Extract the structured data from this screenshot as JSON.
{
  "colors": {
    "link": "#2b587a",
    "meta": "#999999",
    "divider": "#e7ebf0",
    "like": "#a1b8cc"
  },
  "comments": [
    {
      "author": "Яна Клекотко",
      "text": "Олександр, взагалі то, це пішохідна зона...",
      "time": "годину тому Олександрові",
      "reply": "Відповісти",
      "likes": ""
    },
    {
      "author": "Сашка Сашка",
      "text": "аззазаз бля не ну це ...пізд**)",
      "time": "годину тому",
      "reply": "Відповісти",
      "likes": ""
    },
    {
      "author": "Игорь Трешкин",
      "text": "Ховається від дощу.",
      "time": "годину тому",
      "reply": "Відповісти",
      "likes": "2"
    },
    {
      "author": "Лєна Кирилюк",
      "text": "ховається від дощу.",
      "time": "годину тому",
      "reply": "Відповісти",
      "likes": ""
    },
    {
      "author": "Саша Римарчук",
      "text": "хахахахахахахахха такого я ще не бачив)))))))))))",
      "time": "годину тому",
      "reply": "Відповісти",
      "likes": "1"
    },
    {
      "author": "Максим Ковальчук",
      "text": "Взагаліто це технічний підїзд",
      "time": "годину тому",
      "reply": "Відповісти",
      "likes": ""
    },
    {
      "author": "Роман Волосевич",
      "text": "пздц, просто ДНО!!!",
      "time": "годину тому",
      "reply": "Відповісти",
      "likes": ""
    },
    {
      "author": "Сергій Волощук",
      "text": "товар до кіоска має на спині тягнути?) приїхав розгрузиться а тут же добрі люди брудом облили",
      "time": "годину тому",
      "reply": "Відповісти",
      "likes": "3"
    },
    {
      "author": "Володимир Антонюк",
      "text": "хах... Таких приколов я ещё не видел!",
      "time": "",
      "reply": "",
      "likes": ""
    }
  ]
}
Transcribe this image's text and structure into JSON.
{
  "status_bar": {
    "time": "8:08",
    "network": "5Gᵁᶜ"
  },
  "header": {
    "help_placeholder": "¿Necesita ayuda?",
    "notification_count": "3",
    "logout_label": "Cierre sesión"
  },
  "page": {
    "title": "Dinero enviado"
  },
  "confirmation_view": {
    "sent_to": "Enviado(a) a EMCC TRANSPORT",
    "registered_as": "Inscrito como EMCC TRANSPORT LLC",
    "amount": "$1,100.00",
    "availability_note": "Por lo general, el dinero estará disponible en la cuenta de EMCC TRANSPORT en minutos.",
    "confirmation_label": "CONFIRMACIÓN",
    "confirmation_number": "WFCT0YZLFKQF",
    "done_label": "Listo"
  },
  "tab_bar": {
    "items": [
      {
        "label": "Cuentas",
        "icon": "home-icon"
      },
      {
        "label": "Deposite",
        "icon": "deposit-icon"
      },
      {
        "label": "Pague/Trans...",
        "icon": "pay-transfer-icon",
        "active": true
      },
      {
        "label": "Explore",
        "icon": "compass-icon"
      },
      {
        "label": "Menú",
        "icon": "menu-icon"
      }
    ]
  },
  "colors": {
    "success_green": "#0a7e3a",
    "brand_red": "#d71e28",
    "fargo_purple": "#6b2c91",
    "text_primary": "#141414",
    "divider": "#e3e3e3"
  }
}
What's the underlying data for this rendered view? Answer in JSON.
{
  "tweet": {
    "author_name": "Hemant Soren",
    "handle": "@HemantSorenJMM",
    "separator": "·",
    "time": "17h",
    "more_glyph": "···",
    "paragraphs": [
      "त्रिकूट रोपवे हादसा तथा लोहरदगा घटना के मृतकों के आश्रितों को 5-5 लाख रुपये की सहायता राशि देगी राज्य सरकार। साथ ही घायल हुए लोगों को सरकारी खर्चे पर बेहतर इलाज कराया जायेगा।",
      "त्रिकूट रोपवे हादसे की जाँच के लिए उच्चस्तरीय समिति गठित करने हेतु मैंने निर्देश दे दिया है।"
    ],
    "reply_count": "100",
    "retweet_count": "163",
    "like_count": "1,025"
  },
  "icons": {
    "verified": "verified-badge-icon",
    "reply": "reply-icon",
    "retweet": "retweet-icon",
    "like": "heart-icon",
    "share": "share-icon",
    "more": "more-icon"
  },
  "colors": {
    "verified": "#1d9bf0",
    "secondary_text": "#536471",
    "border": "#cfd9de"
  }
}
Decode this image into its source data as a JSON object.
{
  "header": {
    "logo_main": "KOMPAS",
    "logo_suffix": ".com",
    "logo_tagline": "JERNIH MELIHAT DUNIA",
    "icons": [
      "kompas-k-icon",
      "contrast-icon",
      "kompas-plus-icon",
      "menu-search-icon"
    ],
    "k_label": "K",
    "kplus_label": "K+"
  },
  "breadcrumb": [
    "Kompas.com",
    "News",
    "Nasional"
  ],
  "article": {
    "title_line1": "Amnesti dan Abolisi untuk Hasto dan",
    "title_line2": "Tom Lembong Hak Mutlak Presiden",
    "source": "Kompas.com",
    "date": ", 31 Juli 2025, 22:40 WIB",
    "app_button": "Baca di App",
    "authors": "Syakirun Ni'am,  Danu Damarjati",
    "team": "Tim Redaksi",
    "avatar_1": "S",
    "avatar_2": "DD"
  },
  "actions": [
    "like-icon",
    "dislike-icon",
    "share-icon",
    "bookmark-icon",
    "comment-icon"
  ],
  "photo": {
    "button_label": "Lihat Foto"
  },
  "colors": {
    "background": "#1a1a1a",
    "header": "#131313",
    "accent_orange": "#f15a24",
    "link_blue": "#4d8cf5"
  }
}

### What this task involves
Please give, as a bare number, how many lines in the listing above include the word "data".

### Exercise output
3